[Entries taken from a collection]
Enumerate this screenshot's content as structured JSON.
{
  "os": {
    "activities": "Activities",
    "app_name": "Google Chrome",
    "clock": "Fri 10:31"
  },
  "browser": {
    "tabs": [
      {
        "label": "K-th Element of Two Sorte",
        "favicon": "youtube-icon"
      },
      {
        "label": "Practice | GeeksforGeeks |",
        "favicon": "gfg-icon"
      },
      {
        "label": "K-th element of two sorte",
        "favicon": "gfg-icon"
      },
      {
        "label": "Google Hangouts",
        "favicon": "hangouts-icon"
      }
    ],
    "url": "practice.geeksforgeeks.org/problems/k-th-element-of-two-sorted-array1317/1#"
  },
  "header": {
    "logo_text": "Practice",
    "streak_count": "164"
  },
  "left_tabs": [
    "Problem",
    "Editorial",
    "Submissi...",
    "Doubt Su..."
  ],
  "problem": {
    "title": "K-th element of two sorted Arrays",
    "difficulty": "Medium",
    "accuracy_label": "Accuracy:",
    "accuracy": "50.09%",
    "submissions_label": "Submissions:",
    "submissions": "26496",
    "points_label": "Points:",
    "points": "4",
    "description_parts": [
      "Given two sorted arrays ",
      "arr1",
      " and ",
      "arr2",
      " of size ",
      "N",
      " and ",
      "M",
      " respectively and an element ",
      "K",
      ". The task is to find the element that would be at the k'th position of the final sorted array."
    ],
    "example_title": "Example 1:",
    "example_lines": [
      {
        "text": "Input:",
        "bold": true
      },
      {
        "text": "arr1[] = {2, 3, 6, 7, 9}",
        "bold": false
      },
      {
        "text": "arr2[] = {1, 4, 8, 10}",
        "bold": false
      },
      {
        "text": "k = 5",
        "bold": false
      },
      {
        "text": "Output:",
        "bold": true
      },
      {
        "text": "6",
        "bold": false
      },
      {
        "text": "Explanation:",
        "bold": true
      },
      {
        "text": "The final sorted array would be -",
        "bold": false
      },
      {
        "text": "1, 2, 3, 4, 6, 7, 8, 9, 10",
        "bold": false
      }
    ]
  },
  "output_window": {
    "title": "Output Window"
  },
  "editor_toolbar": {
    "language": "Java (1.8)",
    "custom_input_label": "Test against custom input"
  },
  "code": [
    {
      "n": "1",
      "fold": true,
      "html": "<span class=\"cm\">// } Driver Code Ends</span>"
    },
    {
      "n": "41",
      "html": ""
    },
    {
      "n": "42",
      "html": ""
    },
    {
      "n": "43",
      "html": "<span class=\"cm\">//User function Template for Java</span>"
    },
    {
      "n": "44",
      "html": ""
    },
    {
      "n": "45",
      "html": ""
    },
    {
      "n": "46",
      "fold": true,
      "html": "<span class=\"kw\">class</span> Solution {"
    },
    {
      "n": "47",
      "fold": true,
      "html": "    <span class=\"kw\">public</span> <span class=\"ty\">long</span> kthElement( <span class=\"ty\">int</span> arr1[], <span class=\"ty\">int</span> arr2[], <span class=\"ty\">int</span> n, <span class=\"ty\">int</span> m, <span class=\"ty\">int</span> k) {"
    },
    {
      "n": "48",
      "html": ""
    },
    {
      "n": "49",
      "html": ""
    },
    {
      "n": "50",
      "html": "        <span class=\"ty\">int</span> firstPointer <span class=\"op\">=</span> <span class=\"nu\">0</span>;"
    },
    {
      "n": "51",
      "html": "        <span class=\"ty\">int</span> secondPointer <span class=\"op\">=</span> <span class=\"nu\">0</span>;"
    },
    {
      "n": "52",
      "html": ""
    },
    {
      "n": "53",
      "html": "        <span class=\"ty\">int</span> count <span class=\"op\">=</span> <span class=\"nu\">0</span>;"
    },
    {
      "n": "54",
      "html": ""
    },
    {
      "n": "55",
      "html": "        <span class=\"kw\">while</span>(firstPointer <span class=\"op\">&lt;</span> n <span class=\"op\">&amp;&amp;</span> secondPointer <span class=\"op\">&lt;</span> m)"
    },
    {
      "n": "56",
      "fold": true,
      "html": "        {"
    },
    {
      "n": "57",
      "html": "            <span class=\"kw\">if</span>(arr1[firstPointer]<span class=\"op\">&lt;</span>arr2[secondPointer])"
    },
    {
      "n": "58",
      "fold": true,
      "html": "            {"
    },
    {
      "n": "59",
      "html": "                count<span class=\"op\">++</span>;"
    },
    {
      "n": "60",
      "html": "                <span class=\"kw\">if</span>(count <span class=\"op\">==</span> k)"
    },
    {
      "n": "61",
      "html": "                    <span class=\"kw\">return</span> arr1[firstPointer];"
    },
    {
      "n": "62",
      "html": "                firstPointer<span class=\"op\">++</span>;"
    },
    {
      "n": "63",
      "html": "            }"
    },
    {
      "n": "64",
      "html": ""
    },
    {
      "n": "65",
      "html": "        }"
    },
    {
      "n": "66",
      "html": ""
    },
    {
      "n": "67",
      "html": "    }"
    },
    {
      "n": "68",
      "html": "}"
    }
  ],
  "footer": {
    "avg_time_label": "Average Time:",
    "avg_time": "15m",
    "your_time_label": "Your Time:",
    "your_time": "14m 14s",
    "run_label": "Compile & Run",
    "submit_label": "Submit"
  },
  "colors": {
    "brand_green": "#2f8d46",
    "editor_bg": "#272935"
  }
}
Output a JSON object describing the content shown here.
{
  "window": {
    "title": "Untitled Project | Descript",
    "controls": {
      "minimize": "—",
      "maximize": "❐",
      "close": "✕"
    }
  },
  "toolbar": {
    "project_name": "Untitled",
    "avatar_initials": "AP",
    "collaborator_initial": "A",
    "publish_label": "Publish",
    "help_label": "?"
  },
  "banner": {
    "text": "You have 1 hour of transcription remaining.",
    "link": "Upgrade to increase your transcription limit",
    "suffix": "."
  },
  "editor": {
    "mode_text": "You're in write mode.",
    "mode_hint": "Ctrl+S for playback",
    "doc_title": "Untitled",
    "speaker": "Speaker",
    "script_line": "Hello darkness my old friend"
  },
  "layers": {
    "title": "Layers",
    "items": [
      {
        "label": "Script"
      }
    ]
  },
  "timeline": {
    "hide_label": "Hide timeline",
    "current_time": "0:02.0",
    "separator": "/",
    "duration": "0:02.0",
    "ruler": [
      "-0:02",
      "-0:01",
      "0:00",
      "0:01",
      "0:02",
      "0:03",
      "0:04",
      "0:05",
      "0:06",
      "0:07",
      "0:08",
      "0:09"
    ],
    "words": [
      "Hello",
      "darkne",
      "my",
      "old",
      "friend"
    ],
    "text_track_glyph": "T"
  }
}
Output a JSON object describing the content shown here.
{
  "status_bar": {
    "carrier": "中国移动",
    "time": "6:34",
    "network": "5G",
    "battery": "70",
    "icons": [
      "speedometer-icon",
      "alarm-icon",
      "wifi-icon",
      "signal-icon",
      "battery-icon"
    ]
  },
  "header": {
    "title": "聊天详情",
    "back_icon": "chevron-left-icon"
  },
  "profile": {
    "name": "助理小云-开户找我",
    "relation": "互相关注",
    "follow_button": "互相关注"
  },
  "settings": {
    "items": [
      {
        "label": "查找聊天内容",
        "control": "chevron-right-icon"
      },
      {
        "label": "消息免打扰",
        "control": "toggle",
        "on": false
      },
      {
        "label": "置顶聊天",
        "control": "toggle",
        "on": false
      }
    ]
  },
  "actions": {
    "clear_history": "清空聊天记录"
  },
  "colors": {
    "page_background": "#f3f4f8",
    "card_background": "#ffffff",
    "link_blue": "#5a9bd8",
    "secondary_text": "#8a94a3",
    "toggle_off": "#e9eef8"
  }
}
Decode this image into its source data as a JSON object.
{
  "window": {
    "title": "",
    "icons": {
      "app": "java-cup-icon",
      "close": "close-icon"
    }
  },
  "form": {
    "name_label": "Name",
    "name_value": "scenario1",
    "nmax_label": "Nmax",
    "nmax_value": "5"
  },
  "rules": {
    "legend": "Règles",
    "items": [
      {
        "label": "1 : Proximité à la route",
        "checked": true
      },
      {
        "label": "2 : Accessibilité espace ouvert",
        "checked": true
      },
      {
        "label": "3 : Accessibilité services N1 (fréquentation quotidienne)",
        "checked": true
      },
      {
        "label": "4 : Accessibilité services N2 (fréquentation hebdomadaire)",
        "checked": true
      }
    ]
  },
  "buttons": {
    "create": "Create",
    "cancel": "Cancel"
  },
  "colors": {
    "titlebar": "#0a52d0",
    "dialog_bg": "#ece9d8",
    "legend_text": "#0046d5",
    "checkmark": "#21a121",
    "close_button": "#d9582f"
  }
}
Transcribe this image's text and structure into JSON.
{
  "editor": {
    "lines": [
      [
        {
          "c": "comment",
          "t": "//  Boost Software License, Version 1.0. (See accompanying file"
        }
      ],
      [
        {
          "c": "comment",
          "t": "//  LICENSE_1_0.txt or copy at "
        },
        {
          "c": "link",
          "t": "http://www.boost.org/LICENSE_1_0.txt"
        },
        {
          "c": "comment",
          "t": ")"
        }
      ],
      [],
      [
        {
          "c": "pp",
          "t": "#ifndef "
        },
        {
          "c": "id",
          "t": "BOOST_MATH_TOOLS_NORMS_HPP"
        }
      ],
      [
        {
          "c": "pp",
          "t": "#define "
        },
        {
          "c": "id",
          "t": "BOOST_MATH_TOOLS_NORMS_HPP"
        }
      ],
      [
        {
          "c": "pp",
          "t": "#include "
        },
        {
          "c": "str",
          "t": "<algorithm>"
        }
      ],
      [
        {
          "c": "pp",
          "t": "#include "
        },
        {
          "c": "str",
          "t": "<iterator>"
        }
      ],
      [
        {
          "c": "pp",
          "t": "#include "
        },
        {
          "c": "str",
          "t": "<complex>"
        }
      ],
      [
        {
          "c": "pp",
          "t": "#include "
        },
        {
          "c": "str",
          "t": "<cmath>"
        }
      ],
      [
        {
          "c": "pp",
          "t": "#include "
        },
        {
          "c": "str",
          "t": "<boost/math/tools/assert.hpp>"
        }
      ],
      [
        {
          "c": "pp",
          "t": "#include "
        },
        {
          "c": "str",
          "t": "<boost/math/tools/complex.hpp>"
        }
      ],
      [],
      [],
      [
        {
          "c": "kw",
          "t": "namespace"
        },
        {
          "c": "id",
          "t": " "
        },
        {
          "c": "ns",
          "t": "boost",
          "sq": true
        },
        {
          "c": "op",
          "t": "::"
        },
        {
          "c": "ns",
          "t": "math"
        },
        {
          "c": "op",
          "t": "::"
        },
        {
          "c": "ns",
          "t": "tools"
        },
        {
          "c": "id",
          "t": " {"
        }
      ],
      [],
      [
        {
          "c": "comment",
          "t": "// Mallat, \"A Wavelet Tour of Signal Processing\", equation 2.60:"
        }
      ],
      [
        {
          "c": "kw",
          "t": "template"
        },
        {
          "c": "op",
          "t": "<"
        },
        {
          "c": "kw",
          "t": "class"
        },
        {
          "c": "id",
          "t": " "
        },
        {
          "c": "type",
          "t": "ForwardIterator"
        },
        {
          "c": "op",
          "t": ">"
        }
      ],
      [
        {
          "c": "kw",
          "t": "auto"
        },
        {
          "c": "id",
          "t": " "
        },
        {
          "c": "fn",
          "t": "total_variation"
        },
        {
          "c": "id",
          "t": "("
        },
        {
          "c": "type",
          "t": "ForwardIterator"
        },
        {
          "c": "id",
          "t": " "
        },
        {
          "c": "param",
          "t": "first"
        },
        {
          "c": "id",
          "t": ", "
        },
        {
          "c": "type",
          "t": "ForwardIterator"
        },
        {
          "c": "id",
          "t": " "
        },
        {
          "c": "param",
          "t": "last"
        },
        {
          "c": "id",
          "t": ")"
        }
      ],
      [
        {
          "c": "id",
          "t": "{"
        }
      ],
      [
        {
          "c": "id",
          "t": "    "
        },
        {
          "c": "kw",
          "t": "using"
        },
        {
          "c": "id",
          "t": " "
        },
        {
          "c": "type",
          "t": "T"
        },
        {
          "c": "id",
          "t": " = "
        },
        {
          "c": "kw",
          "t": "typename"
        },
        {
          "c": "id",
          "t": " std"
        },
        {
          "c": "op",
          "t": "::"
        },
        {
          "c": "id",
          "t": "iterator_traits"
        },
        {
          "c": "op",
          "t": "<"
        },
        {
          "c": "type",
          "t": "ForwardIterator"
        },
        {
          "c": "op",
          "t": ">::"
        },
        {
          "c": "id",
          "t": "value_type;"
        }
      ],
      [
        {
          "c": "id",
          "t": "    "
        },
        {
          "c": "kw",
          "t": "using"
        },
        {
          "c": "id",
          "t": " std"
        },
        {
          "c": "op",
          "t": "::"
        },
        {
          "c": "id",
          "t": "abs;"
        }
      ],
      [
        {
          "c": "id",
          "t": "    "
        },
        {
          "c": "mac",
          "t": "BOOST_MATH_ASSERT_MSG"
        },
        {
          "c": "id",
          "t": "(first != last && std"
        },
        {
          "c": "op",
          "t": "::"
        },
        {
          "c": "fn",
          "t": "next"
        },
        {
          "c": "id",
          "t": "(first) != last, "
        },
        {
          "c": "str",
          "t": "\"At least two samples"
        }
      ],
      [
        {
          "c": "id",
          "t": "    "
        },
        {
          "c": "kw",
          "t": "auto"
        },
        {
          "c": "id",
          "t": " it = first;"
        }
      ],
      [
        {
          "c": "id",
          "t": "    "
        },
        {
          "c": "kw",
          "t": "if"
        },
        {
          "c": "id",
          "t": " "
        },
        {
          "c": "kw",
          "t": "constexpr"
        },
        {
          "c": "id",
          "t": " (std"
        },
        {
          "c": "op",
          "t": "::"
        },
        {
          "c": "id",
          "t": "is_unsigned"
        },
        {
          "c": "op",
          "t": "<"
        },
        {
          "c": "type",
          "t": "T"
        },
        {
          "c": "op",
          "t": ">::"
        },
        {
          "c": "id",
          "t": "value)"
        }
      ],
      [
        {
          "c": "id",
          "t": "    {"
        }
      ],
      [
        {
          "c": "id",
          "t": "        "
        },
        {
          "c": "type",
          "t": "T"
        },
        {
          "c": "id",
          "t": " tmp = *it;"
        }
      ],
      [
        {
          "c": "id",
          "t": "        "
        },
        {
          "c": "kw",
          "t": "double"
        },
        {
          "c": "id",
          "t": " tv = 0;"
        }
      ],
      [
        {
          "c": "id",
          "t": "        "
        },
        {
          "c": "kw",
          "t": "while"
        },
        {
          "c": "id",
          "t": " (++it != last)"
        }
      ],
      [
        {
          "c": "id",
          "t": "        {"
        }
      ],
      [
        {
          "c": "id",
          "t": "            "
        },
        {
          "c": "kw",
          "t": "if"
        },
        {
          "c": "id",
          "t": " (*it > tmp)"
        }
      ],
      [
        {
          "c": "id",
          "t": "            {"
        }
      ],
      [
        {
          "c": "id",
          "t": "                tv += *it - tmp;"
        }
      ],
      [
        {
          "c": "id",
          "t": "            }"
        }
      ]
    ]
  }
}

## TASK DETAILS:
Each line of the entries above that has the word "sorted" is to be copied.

## YOUR SOLUTION:
    "url": "practice.geeksforgeeks.org/problems/k-th-element-of-two-sorted-array1317/1#"
    "title": "K-th element of two sorted Arrays",
      "Given two sorted arrays ",
      ". The task is to find the element that would be at the k'th position of the final sorted array."
        "text": "The final sorted array would be -",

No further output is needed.